During the 2021-2022 school year, legislation has been enacted across the country that targets transgender people, and as educators, we at Facing History are particularly concerned about the impact this legislation has on the lives of transgender students. We believe deeply in affirming the identity of all students and creating classrooms that are inclusive, welcoming, and foster belonging. While we are quickly approaching the end of the school year, it is never too late in the year to build community, offer students opportunities to express themselves, and ask students to share feedback with you on their experience in your classroom. The following resources can help you continue to build an affirming, welcoming class community for your students, especially trans and non-binary students, as the school year ends and to plan ahead for the next school year.
Supporting Trans Students in Your Classroom
Toolkit for "Being There for Nonbinary Youth" (From Learning for Justice)
This toolkit invites you to read Being There for Nonbinary Youth and then to reflect on practices that you can implement, beginning this year, to support transgender and gender-nonconforming youth in your own school and classroom.
Schools In Transition: A Guide for Supporting Transgender Students in K-12 Schools (From the Human Rights Campaign)
This guide can help you learn about the concept of gender, and it includes school policies and practices that both teachers and administrators can implement to support transgender students. In addition, it offers guidance on how you can navigate conversations with parents and different legal landscapes.
Trans Action Kit (From GLSEN)
This collection compiles a variety of resources that can help both teachers and students, including lesson plans, teacher guides, personal narratives, and student resources.
- How did your own education help to affirm your identity and life experiences? How did it provide you with opportunities to engage with life experiences different from your own? Where did it fall short in these two respects?
- What opportunities do you have to include the voices or experiences of trans people in your curriculum?
Facing History and Ourselves invites educators to take a deeper dive into this issue by reading our blog Anti-Trans Legislation: How We Got Here and Why it Matters.
Building Community in Your Classroom
How Can You Close the School Year? (From Facing History and Ourselves)
This Teaching Idea contains six activities that can help students share their reflections on the past school year, celebrate their school community, and look ahead to what comes next. Each activity can be used on its own, so you can choose any combination that will work well for your class.
Student Journaling During Coronavirus (From Facing History and Ourselves)
Journaling can provide students with a safe, accessible space to share their thoughts, feelings, and uncertainties. This resource is designed to help both teachers who are setting up student journals for the first time as well as those who have already established practices around journaling in their classrooms. It contains journal prompts you can use with your students, which guide them to reflect on their own identities, experiences, and communities.
Fostering Civil Discourse: How Do We Talk About Issues That Matter? (From Facing History and Ourselves)

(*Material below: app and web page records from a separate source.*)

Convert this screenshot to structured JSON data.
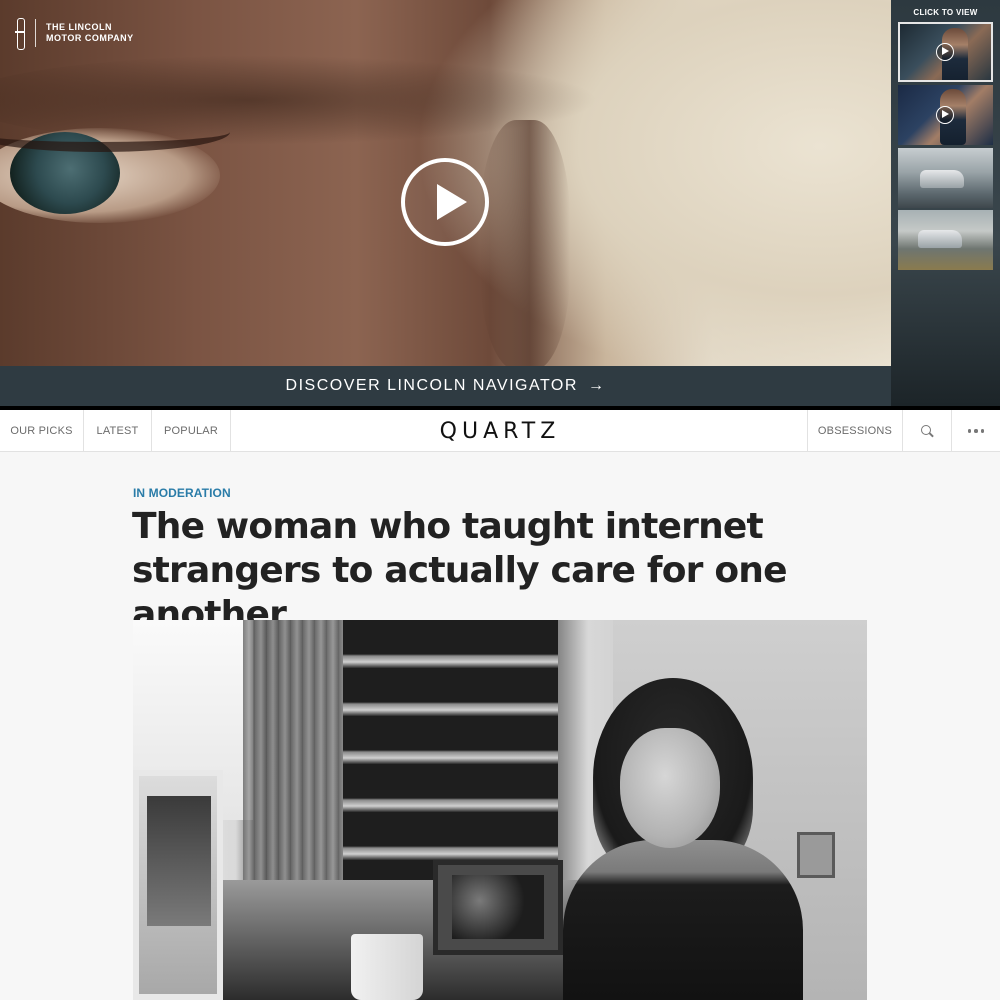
{
  "ad": {
    "brand_line1": "THE LINCOLN",
    "brand_line2": "MOTOR COMPANY",
    "cta_label": "DISCOVER LINCOLN NAVIGATOR",
    "cta_arrow": "→",
    "side_label": "CLICK TO VIEW",
    "thumbnails": [
      "video-1",
      "video-2",
      "image-suv-lake",
      "image-suv-road"
    ]
  },
  "nav": {
    "our_picks": "OUR PICKS",
    "latest": "LATEST",
    "popular": "POPULAR",
    "logo": "QUARTZ",
    "obsessions": "OBSESSIONS"
  },
  "article": {
    "kicker": "IN MODERATION",
    "headline": "The woman who taught internet strangers to actually care for one another"
  },
  "colors": {
    "kicker": "#2a7ca8",
    "cta_bar": "#2f3b42",
    "headline": "#222222"
  },
  "icons": [
    "lincoln-star-icon",
    "play-icon",
    "search-icon",
    "more-dots-icon",
    "arrow-right-icon"
  ]
}
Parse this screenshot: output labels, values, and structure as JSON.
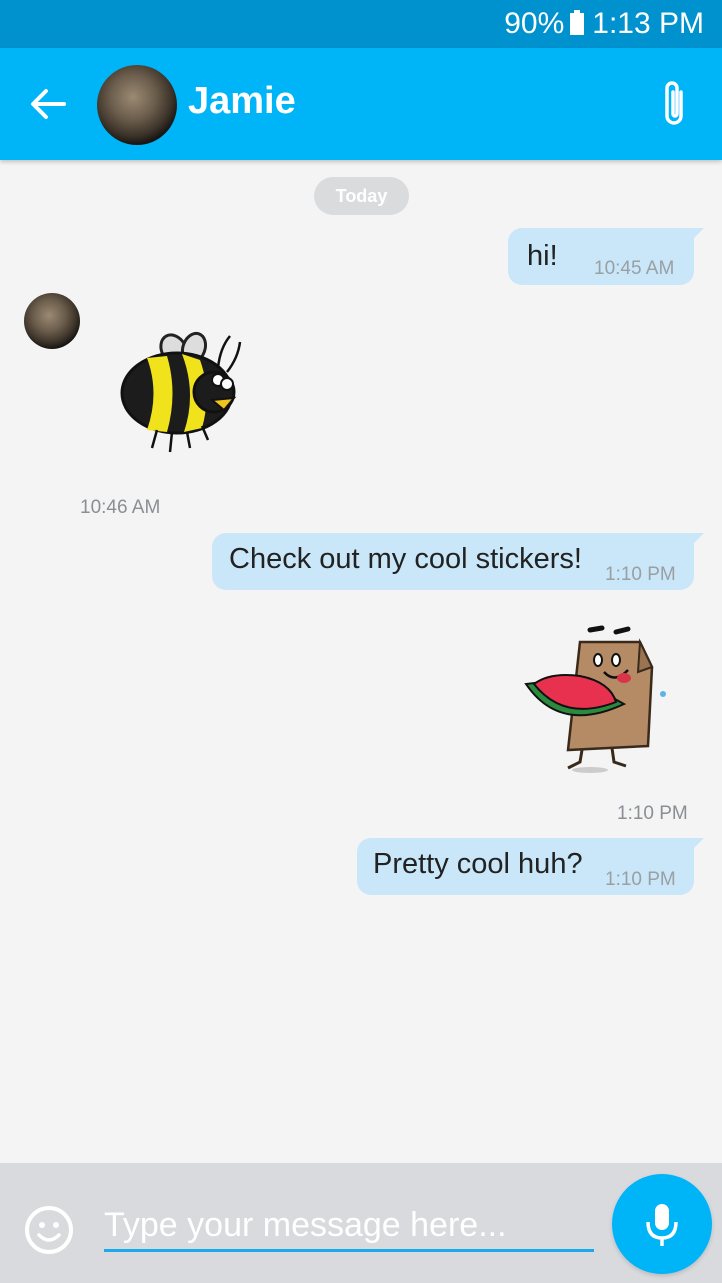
{
  "status_bar": {
    "battery": "90%",
    "time": "1:13 PM"
  },
  "header": {
    "contact_name": "Jamie"
  },
  "date_divider": "Today",
  "messages": [
    {
      "text": "hi!",
      "time": "10:45 AM"
    },
    {
      "sticker": "bee",
      "time": "10:46 AM"
    },
    {
      "text": "Check out my cool stickers!",
      "time": "1:10 PM"
    },
    {
      "sticker": "watermelon-bag",
      "time": "1:10 PM"
    },
    {
      "text": "Pretty cool huh?",
      "time": "1:10 PM"
    }
  ],
  "composer": {
    "placeholder": "Type your message here..."
  },
  "colors": {
    "appbar": "#00b4f8",
    "statusbar": "#0092cf",
    "bubble": "#c9e7f8",
    "accent": "#1aa9ec"
  }
}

We may be able to share our views easily with those who agree with us, but how do we express our opinion while leaving room for someone else’s viewpoint? How can we seek out or listen to those who hold different beliefs from our own? The ideas and tools in this guide are designed to help you prepare your students to engage in conversations that are emotionally engaging, intellectually challenging, and relevant to their own lives.
Back-to-School Toolkit (From Facing History and Ourselves)
As you look ahead to next school year, you can use this one-week unit to help plan your teaching in the opening days of the school year and to develop students' social-emotional skills in order to engage in an open and supportive classroom community. These first class periods are important to establish classroom norms and an inclusive environment where students honor and value differing perspectives, question assumptions, and actively listen to others. While the final activity is specific to US-history courses, the first four lessons can be used in any classroom.
- This school year, when have you observed students to be most motivated in your classroom?
- How might your students’ identities and life experiences have shaped their encounter with the materials you taught this year?
- What can you plan to do at the start of next school year to build community in your classroom?